Mohammad Shaaban Mustafa, a 47-year-old railway worker, left his home in Bustan al-Qasr on the morning of February 13 and went as usual to work in the Baghdad Station area (under government control). He never returned home. His body washed up the following morning with a large gunshot wound in the head.
Many of the victims were residents of the Bustan al-Qasr district or other areas under opposition control, who disappeared when they went into government controlled areas. Several families I met said their relatives were not involved in politics – so their crime may have been simply to live in an opposition-controlled area.
But government forces are not the only ones to commit such crimes.
In the Bustan al-Qasr district I also heard about Mohammad ‘Abd al-Jalil Khaled (aka Abu al-‘Abed), a 42-year-old father of two young children who was abducted by one of the armed opposition groups operating in the area and who died in their custody 10 days later. He was taken from his office at the beginning of October by members of the al-‘Amran/Martyr Nimr Battalion, belonging to the Afadi al-Rasoul Brigade.
The brigade initially denied holding him, but eventually allowed his parents to visit him on October 9; the visit took place in the presence of members of the brigade and therefore he could not speak freely.
The following Saturday his family learned that he was dead, and when they went to ask at the brigade they were told that Mohammad had been buried but were not told where. No explanation was provided as to the cause of his death.
After two weeks, Mohammad’s family was allowed to bury him.
Members of the brigade, armed and with an anti-aircraft machine gun mounted on a pick-up truck, brought Mohammad’s body, covered in mud, to his family at 6.30 one morning. They had to bury him immediately and were denied any of the funeral rituals such as washing the body, prayers at the mosque or a funeral procession.
To date, no one has been brought to justice in the case. When judges in one of the two legal committees that act as courts in the opposition-held areas of Aleppo summoned the brigade commander he turned up with a group of heavily armed fighters and seemingly managed to intimidate them into silence.
Another shocking case, on March 2, was the killing of Abdallah al-Yassine, a young media activist who had worked with many foreign journalists as a fixer/translator. I found his body outside one of the small hospitals in an opposition controlled area of Aleppo. He had been shot in the back of the head at close range.
The alleged killer of Abdallah al-Yassine is said to be the leader of one of the many armed opposition groups operating in Aleppo.
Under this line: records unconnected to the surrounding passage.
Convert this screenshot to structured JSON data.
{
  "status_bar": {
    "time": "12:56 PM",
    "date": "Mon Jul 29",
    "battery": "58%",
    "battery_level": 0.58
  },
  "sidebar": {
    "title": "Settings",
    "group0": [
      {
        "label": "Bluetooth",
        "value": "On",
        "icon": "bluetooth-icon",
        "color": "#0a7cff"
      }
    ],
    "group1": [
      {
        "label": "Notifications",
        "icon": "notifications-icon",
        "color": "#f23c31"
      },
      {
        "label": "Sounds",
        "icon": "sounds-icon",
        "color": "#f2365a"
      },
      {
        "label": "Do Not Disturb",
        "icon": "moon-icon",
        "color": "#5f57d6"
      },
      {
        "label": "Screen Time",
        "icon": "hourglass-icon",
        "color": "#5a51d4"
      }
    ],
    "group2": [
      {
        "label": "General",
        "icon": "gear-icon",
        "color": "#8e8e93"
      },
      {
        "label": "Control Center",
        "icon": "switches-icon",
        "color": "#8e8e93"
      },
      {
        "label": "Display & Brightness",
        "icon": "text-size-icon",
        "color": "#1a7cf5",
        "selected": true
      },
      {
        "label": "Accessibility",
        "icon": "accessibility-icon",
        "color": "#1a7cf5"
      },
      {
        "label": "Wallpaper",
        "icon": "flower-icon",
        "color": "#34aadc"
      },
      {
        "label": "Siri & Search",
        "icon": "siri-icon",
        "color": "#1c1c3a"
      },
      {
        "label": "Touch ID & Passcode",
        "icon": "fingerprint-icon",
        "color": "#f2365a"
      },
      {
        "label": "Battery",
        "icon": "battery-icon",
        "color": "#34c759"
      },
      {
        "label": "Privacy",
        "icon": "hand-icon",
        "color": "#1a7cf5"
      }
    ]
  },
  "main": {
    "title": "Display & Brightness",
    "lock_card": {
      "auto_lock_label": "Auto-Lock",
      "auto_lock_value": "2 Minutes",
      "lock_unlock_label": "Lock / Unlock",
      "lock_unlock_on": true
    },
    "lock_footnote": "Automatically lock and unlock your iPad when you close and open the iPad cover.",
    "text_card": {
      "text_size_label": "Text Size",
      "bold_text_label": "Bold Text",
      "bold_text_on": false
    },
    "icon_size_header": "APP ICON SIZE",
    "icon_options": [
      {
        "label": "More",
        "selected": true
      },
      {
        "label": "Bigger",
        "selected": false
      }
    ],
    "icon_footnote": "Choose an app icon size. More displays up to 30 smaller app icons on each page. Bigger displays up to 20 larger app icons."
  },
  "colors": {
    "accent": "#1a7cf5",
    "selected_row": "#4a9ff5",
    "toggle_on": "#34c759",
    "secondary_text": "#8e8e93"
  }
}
He has reportedly been detained by the Jabhat al-Nusra brigade – believed to be the most powerful group among the opposition forces in the city – but further details have yet to emerge.
The longer this conflict goes on, the more complex, polarized and intractable it becomes and, as is so often the case, it is civilians who are bearing the brunt.